More Top Stories

Economy
Crime
Rugby Union
Business
Boxing
Local

Bigger and busier 2023: PM

31 December 2022

Economy
Features
Rugby league

Moana target 2025 World Cup

11 November 2022

Teenager charged with burglaries avoids jail by the ‘skin of your teeth’

Tuesday 22 August 2023 | Written by Al Williams | Published in Court, National

Share

Teenager charged with burglaries avoids jail by the ‘skin of your teeth’

A teenager involved in multiple burglaries on Rarotonga has been told she has narrowly avoided a prison sentence.

Eve Rahela Teeio Check appeared for sentencing in her role of the two high-profile burglaries in which retailers Fave Designs was targeted in early March and South Seas International raided in early April.
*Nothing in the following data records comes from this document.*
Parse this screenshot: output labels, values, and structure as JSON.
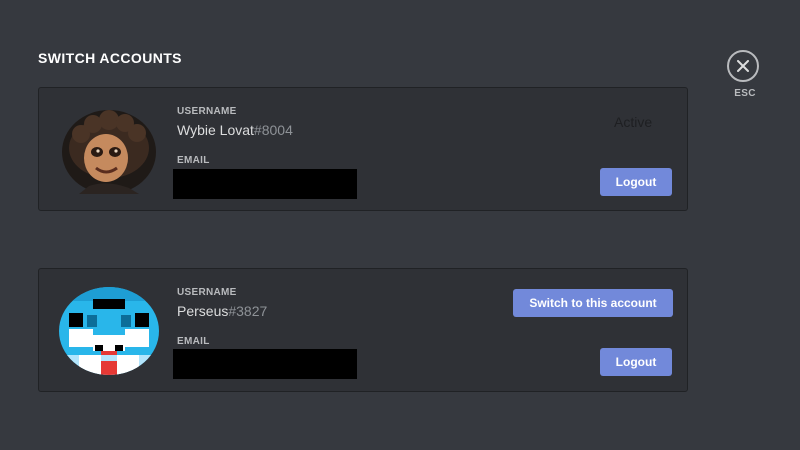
{
  "modal": {
    "title": "SWITCH ACCOUNTS",
    "close_label": "ESC"
  },
  "accounts": [
    {
      "username_label": "USERNAME",
      "username": "Wybie Lovat",
      "discriminator": "#8004",
      "email_label": "EMAIL",
      "email_value": "",
      "status": "Active",
      "logout_label": "Logout"
    },
    {
      "username_label": "USERNAME",
      "username": "Perseus",
      "discriminator": "#3827",
      "email_label": "EMAIL",
      "email_value": "",
      "switch_label": "Switch to this account",
      "logout_label": "Logout"
    }
  ],
  "colors": {
    "background": "#36393f",
    "card": "#2f3136",
    "blurple": "#7289da",
    "redacted": "#000000"
  },
  "icons": {
    "close": "close-icon"
  }
}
Check, 18, appeared on two charges of joint burglary before Justices of the Peace John Whitta, Nadine Newnham and Mata Nooroa at the Ministry of Justice building in Avarua on Monday.

Check was part of a trio accused of being involved in the crimes.

JP Newnham told the court that on March 13 between 11pm and 12 am, Check and the others drove from Arorangi to town where they parked next to St Joseph’s Cathedral.

Check changed her clothes and ran across to Fave Designs where she unsuccessfully attempted to open a door with a crowbar.

She went to another door on the premises and used spanners to enter the property where cash, shoes and clothing were taken.

The office was ransacked where water was poured over computers. The business was left with a bill for $8830.

On April 2 between 11pm and 12am, together with the co-defendants, she again drove from Arorangi to town where they parked behind the Empire Cinema.

Check put on a pair of gloves, and once the locks to South Seas International had been removed by one of her co-defendants, she entered the store and started filling bags with items.

A total of $29,380 in goods were reported stolen.

The court heard, at 18, she still lived with her parents and one of the co-defendants.

She had moved to the Cook Islands when she was 14 and left school shortly afterwards, she had a good relationship with her parents and her mother had said she was willing to assist with reparations.

Check had said she thought the idea of committing the burglaries was “cool” but now regretted her actions.

The likeliness of her reoffending had been deemed low and it was her first appearance before the courts.

There had been a recommendation for 18 months of supervision with six months of community service.

The aggravating factors included no regard, loss of income to the businesses and the cost to replace the stolen goods.

Victim impact statements showed the burglaries had caused the victims emotional distress.

They felt violated, and one business owner continuously awoke at early hours of the morning to check CCTV footage.

Another had lost trust in their customers and they had to reach into their savings following the incident.

The burglaries occurred when they were still struggling in the aftermath of Covid-19 and there had been significant stress leading up to the arrest of the trio.

In her defence, Check had expressed remorse and provided several letters of support from friends and employers.

“You are intelligent, your parents ask for leniency,” JP Newnham said.

JP Whitta said they were two very serious offences, each with a maximum of 10 years’ imprisonment.

“Burglary is an invasion.”

JP Whitta said close to $40,000 of property was taken in both burglaries.  

Just over $2000 in stock still had been unrecovered that had been reported stolen from Fave Designs, and $24,000 in reported stolen stock from South Seas International was still unrecovered.

JP Whitta said the burglaries were highly premeditated.

“You took tools, at Fave Designs you tried to enter three times, at South Sea you took 348 items.

“The businesses have been left hurt; one of the owners has struggled to sleep and pay bills.”

JP Whitta said Check would do well to feel how it would feel if it was done to her.

“You are described as intelligent, reliable and keen to learn; it is difficult to understand your offending.

“We find it difficult to understand why you would think it was cool.”

He said he was not entirely convinced of her remorse.

There had been a starting point of two years’ jail with a 25 per cent discount for a guilty plea and 25 per cent discount for her age.

In considering a non –custodial sentence when left with 12 months, JP Whitta said two years of probation with six months of community service would be the sentence.

Check would be ordered to attend workshops as directed and not to leave the Cook Islands without permission.

She was ordered to pay $10,862 reparation and court costs of $50.

“You have avoided jail by the skin of your teeth; we worked very hard on the sentence,” JP Whitta said.

“You only get one chance; you now have a very serious conviction; it stays with you for the rest of your life.”